### Activity
The word to look for is "温度可以是整数或小数". Report every line of the entries below that has it.

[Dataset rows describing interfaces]
=-=-=

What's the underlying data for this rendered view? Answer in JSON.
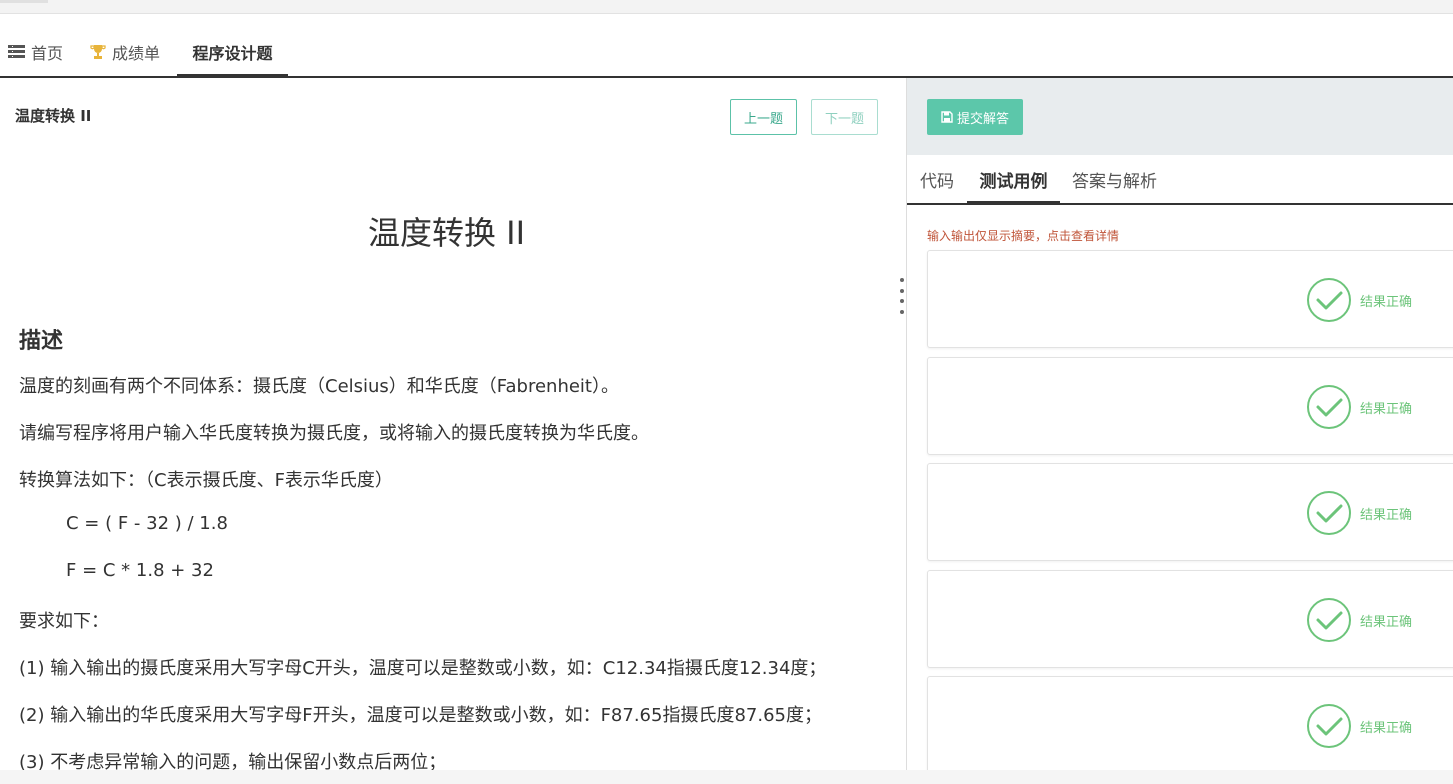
{
  "nav": {
    "tabs": [
      {
        "label": "首页",
        "icon": "list-icon"
      },
      {
        "label": "成绩单",
        "icon": "trophy-icon"
      },
      {
        "label": "程序设计题",
        "icon": ""
      }
    ],
    "active": 2
  },
  "problem": {
    "title_small": "温度转换 II",
    "prev_label": "上一题",
    "next_label": "下一题",
    "title_big": "温度转换 II",
    "desc_heading": "描述",
    "paragraphs": [
      "温度的刻画有两个不同体系：摄氏度（Celsius）和华氏度（Fabrenheit）。",
      "请编写程序将用户输入华氏度转换为摄氏度，或将输入的摄氏度转换为华氏度。",
      "转换算法如下：（C表示摄氏度、F表示华氏度）",
      "C = ( F - 32 ) / 1.8",
      "F = C * 1.8 + 32",
      "要求如下：",
      "(1) 输入输出的摄氏度采用大写字母C开头，温度可以是整数或小数，如：C12.34指摄氏度12.34度；",
      "(2) 输入输出的华氏度采用大写字母F开头，温度可以是整数或小数，如：F87.65指摄氏度87.65度；",
      "(3) 不考虑异常输入的问题，输出保留小数点后两位；"
    ]
  },
  "right": {
    "submit_label": "提交解答",
    "tabs": [
      "代码",
      "测试用例",
      "答案与解析"
    ],
    "active_tab": 1,
    "hint": "输入输出仅显示摘要，点击查看详情",
    "cases": [
      {
        "result": "结果正确"
      },
      {
        "result": "结果正确"
      },
      {
        "result": "结果正确"
      },
      {
        "result": "结果正确"
      },
      {
        "result": "结果正确"
      }
    ]
  },
  "colors": {
    "accent": "#5cc7aa",
    "success": "#6cc47a",
    "hint": "#c0553a",
    "trophy": "#e8b43a"
  }
}
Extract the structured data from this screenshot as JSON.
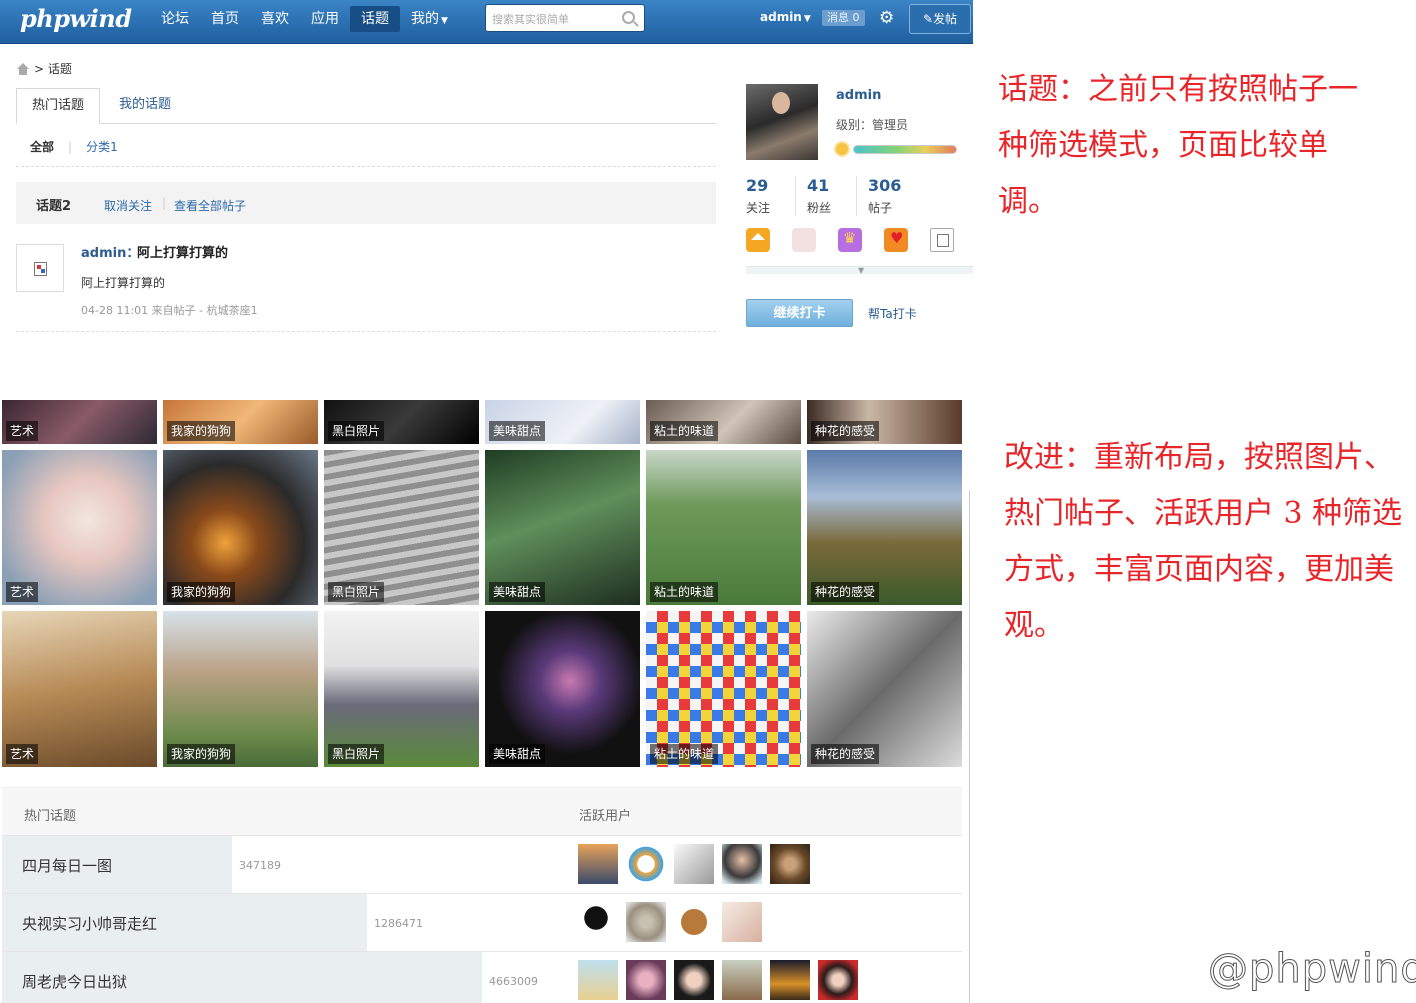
{
  "header": {
    "logo": "phpwind",
    "nav": [
      {
        "label": "论坛",
        "active": false
      },
      {
        "label": "首页",
        "active": false
      },
      {
        "label": "喜欢",
        "active": false
      },
      {
        "label": "应用",
        "active": false
      },
      {
        "label": "话题",
        "active": true
      },
      {
        "label": "我的",
        "active": false,
        "dropdown": true
      }
    ],
    "search_placeholder": "搜索其实很简单",
    "user": "admin",
    "messages": "消息 0",
    "post_button": "发帖",
    "icons": [
      "search-icon",
      "gear-icon",
      "edit-icon",
      "chevron-down-icon"
    ]
  },
  "breadcrumb": {
    "current": "话题"
  },
  "tabs": [
    {
      "label": "热门话题"
    },
    {
      "label": "我的话题"
    }
  ],
  "filters": [
    {
      "label": "全部"
    },
    {
      "label": "分类1"
    }
  ],
  "topic": {
    "title": "话题2",
    "unfollow": "取消关注",
    "view_all": "查看全部帖子"
  },
  "post": {
    "author": "admin：",
    "subject": "阿上打算打算的",
    "body": "阿上打算打算的",
    "meta": "04-28 11:01 来自帖子 - 杭城茶座1"
  },
  "profile": {
    "name": "admin",
    "level": "级别：管理员",
    "level_progress": 0.62,
    "stats": [
      {
        "num": "29",
        "label": "关注"
      },
      {
        "num": "41",
        "label": "粉丝"
      },
      {
        "num": "306",
        "label": "帖子"
      }
    ],
    "medals": [
      "home-icon",
      "picture-icon",
      "crown-icon",
      "heart-icon",
      "broken-image-icon"
    ],
    "punch_button": "继续打卡",
    "help_punch": "帮Ta打卡"
  },
  "annotations": {
    "before": "话题：之前只有按照帖子一种筛选模式，页面比较单调。",
    "after": "改进：重新布局，按照图片、热门帖子、活跃用户 3 种筛选方式，丰富页面内容，更加美观。",
    "watermark": "@phpwind"
  },
  "redesign": {
    "tile_rows": [
      [
        "艺术",
        "我家的狗狗",
        "黑白照片",
        "美味甜点",
        "粘土的味道",
        "种花的感受"
      ],
      [
        "艺术",
        "我家的狗狗",
        "黑白照片",
        "美味甜点",
        "粘土的味道",
        "种花的感受"
      ],
      [
        "艺术",
        "我家的狗狗",
        "黑白照片",
        "美味甜点",
        "粘土的味道",
        "种花的感受"
      ]
    ],
    "hot_topics_title": "热门话题",
    "active_users_title": "活跃用户",
    "hot_topics": [
      {
        "name": "四月每日一图",
        "count": "347189",
        "share": 0.24
      },
      {
        "name": "央视实习小帅哥走红",
        "count": "1286471",
        "share": 0.38
      },
      {
        "name": "周老虎今日出狱",
        "count": "4663009",
        "share": 0.5
      }
    ],
    "colors": {
      "accent": "#2b5d92",
      "header": "#2a6eae",
      "annotation": "#e8262a"
    }
  }
}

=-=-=

### Output of the exercise
      "(1) 输入输出的摄氏度采用大写字母C开头，温度可以是整数或小数，如：C12.34指摄氏度12.34度；",
      "(2) 输入输出的华氏度采用大写字母F开头，温度可以是整数或小数，如：F87.65指摄氏度87.65度；",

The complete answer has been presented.